I only play Rico reeds. Yes, I've tried many others and when I'm playing classical saxophone (my undergrad degree), I use Vandoren but I don't play classical sax anymore, I play jazz and other contemporary music so I use Rico. The picture here shows the coveted "orange box" variety which unfortunately, I don't have anymore. These old orange box reeds have taken on a mythical status. Not sure if they actually play better but everybody sure wants 'em and they aren't readily available. Maybe therein lies the neurosis of many a saxophone player when it comes to reeds. Let me know if you have a bunch you want to unload - just shoot me an email. I digress.
The reason I use Rico reeds is they have heart. By heart, I mean cane in the right spot - the middle of the reed. The pic below illustrates what I mean:
Make sure the entire reed is wet by putting both sides in your mouth - the saliva acts as an adhesive - and then put it on your mouthpiece.
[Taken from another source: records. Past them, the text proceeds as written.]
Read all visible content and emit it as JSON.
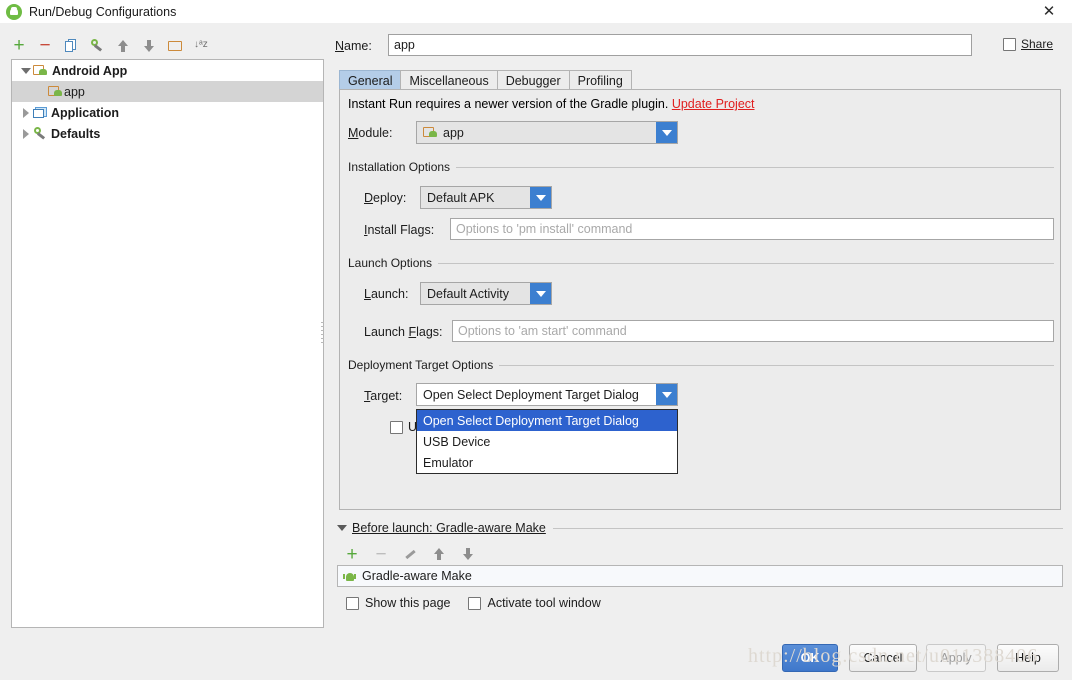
{
  "window": {
    "title": "Run/Debug Configurations",
    "app_icon": "android-studio-icon",
    "close_label": "✕"
  },
  "left_toolbar": {
    "buttons": [
      {
        "name": "add-configuration-button",
        "glyph": "+"
      },
      {
        "name": "remove-configuration-button",
        "glyph": "−"
      },
      {
        "name": "copy-configuration-button",
        "glyph": "copy-icon"
      },
      {
        "name": "edit-defaults-button",
        "glyph": "wrench-icon"
      },
      {
        "name": "move-up-button",
        "glyph": "arrow-up-icon"
      },
      {
        "name": "move-down-button",
        "glyph": "arrow-down-icon"
      },
      {
        "name": "create-folder-button",
        "glyph": "folder-icon"
      },
      {
        "name": "sort-configurations-button",
        "glyph": "sort-az-icon"
      }
    ],
    "sort_glyph": "↓ᵃz"
  },
  "tree": {
    "nodes": [
      {
        "label": "Android App",
        "expanded": true,
        "bold": true,
        "icon": "android-folder-icon",
        "indent": 0,
        "selected": false
      },
      {
        "label": "app",
        "expanded": null,
        "bold": false,
        "icon": "android-folder-icon",
        "indent": 1,
        "selected": true
      },
      {
        "label": "Application",
        "expanded": false,
        "bold": true,
        "icon": "app-window-icon",
        "indent": 0,
        "selected": false
      },
      {
        "label": "Defaults",
        "expanded": false,
        "bold": true,
        "icon": "wrench-icon",
        "indent": 0,
        "selected": false
      }
    ]
  },
  "form": {
    "name_label": "Name:",
    "name_value": "app",
    "share_label": "Share",
    "share_checked": false
  },
  "tabs": [
    {
      "label": "General",
      "active": true
    },
    {
      "label": "Miscellaneous",
      "active": false
    },
    {
      "label": "Debugger",
      "active": false
    },
    {
      "label": "Profiling",
      "active": false
    }
  ],
  "general": {
    "notice_text": "Instant Run requires a newer version of the Gradle plugin.",
    "notice_link": "Update Project",
    "module_label": "Module:",
    "module_value": "app",
    "installation_group": "Installation Options",
    "deploy_label": "Deploy:",
    "deploy_value": "Default APK",
    "install_flags_label": "Install Flags:",
    "install_flags_value": "",
    "install_flags_placeholder": "Options to 'pm install' command",
    "launch_group": "Launch Options",
    "launch_label": "Launch:",
    "launch_value": "Default Activity",
    "launch_flags_label": "Launch Flags:",
    "launch_flags_value": "",
    "launch_flags_placeholder": "Options to 'am start' command",
    "deployment_group": "Deployment Target Options",
    "target_label": "Target:",
    "target_value": "Open Select Deployment Target Dialog",
    "hidden_checkbox_label": "U",
    "hidden_checkbox_checked": false
  },
  "target_dropdown": {
    "open": true,
    "options": [
      {
        "label": "Open Select Deployment Target Dialog",
        "selected": true
      },
      {
        "label": "USB Device",
        "selected": false
      },
      {
        "label": "Emulator",
        "selected": false
      }
    ]
  },
  "before_launch": {
    "header": "Before launch: Gradle-aware Make",
    "toolbar": [
      {
        "name": "add-task-button",
        "glyph": "+"
      },
      {
        "name": "remove-task-button",
        "glyph": "−"
      },
      {
        "name": "edit-task-button",
        "glyph": "pencil-icon"
      },
      {
        "name": "task-move-up-button",
        "glyph": "arrow-up-icon"
      },
      {
        "name": "task-move-down-button",
        "glyph": "arrow-down-icon"
      }
    ],
    "tasks": [
      {
        "label": "Gradle-aware Make",
        "icon": "android-icon"
      }
    ],
    "show_page_label": "Show this page",
    "show_page_checked": false,
    "activate_tool_window_label": "Activate tool window",
    "activate_tool_window_checked": false
  },
  "footer": {
    "ok_label": "OK",
    "cancel_label": "Cancel",
    "apply_label": "Apply",
    "help_label": "Help",
    "watermark": "http://blog.csdn.net/u011388406"
  },
  "colors": {
    "accent_blue": "#3c7fd0",
    "dropdown_selected": "#2d62ce",
    "tab_active": "#b4cde8",
    "link_red": "#e02020",
    "android_green": "#7ab648",
    "panel_bg": "#ececec"
  }
}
Take a deep breath and blow. What does it feel like? Too hard? Too soft? Just right? Make a note and repeat the process for another 5-10 reeds. When I say make a note, I mean literally, take notes on which reeds play better to you than others. I actually write on the reed (H = hard, S = soft, check mark = OK) but you can jot down your notes on a piece of paper if you want. The point is to separate the wheat from the chaff. When you have your pile of good reeds together, go ahead and play through them all one more time and put them in order from best to worst. I will number them from 1 to n so I know what I'm working with. Be sure not to discard the other reeds you have tested because reeds have a tendency to change over time. Go ahead and put the reeds you aren't using today back in the box for a later date. Please trust me on this one. It may be that those reeds never play but I bet you'll find a few good ones during your next reed finding adventure.
After I've sorted and ordered my reeds, I then begin a two-step process to make them play even better. This process involves a a technique called "lengthening the reed" and "balancing the reed". Both techniques involve a reed knife and lots and lots of practice. Drop me a line if you are interested in learning more about how to create the perfect reed.